Only lines containing the string "label" belong in the answer; copy all of them from the entries.
==================================================
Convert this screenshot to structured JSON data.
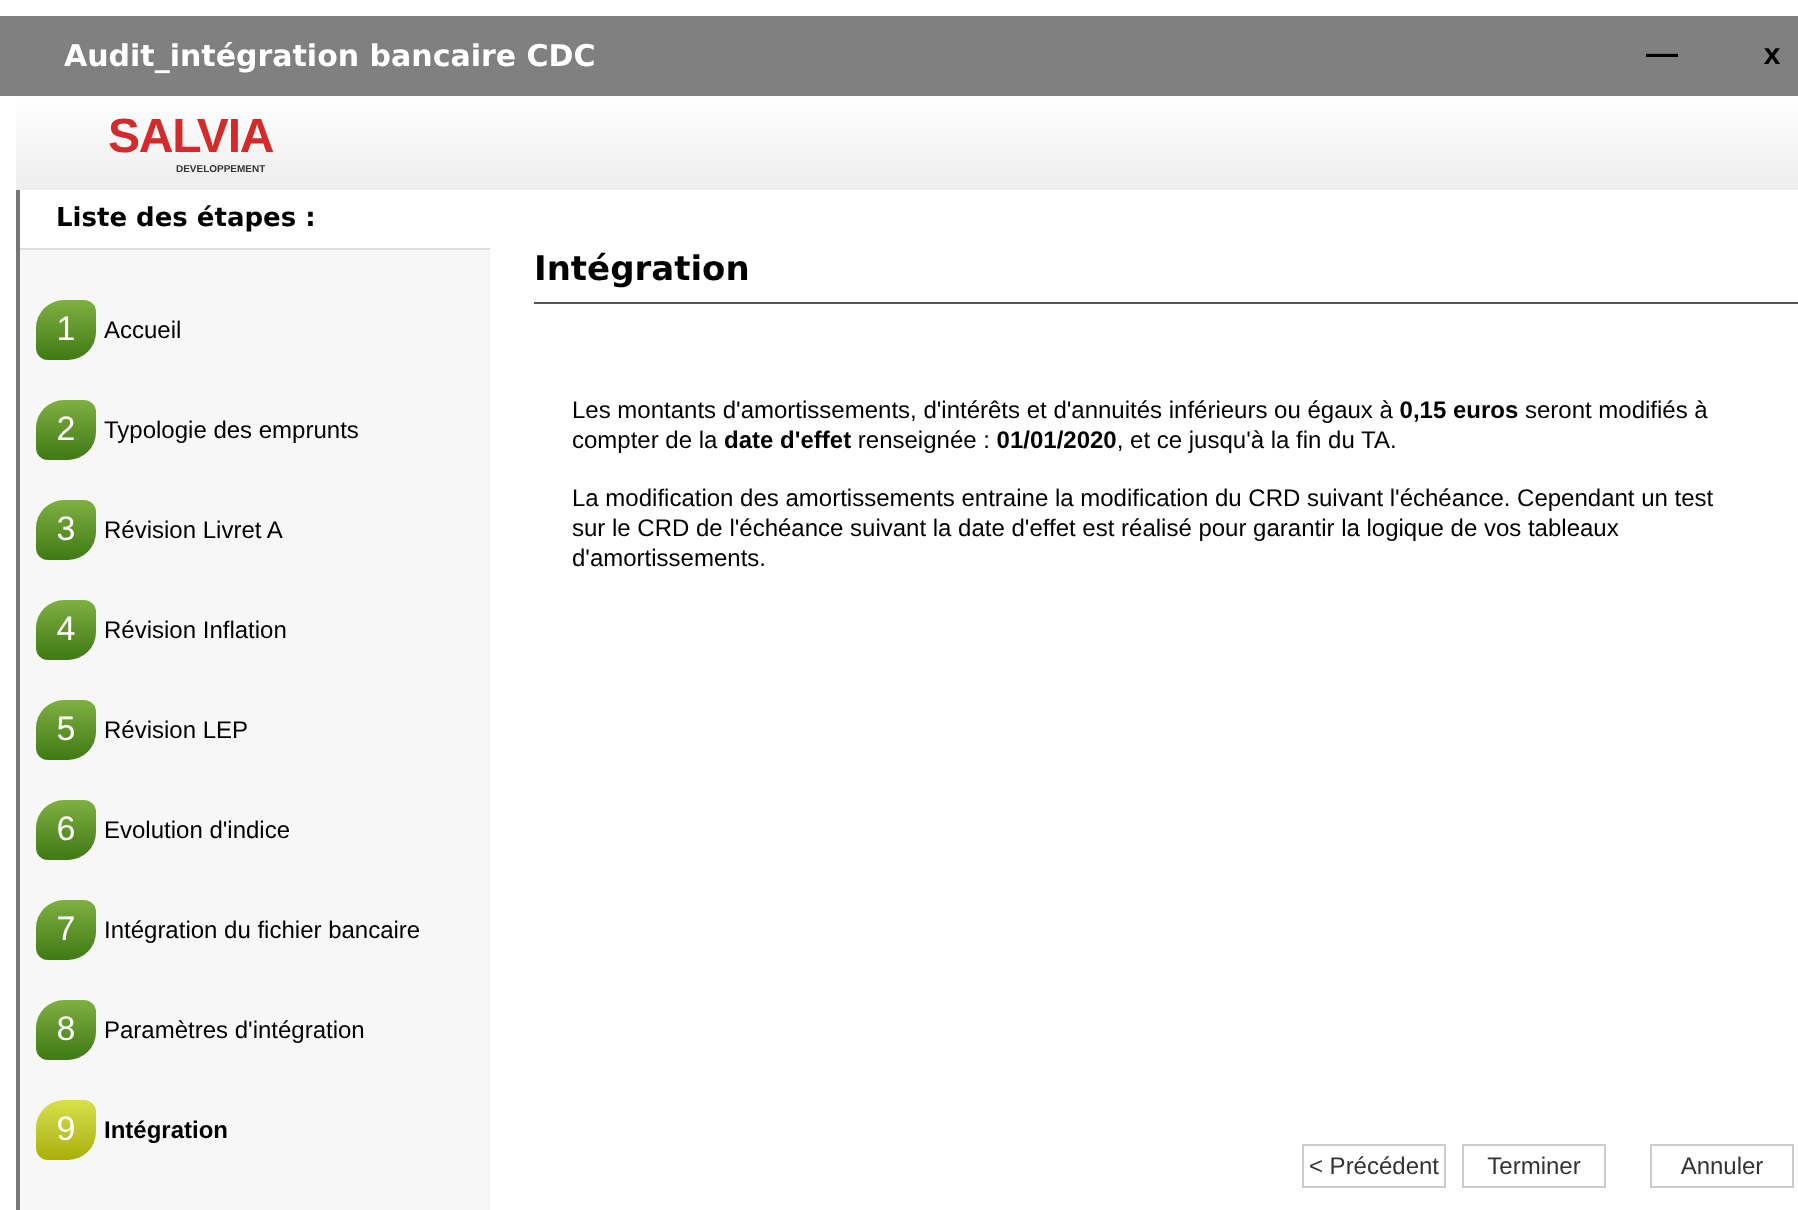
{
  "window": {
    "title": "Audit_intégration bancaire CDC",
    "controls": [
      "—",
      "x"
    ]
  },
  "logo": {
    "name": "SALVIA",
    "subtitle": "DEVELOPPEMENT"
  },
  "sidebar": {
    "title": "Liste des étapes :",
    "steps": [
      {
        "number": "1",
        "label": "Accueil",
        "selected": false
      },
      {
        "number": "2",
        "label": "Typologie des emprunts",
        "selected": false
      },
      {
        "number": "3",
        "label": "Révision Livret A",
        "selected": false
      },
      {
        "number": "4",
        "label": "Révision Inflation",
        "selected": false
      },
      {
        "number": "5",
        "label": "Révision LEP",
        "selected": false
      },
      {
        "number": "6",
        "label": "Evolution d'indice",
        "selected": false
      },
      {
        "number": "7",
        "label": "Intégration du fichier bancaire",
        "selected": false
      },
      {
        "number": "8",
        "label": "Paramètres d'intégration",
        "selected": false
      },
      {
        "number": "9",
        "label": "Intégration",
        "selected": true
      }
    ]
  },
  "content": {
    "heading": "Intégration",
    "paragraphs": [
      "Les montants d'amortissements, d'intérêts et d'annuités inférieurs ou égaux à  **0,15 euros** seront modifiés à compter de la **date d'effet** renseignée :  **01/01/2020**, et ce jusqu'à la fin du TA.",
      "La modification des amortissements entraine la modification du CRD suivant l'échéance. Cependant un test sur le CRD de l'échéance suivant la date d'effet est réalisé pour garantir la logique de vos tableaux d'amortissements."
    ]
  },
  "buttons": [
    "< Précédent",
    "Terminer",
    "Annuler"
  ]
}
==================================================
**Task solution:**
        "label": "Accueil",
        "label": "Typologie des emprunts",
        "label": "Révision Livret A",
        "label": "Révision Inflation",
        "label": "Révision LEP",
        "label": "Evolution d'indice",
        "label": "Intégration du fichier bancaire",
        "label": "Paramètres d'intégration",
        "label": "Intégration",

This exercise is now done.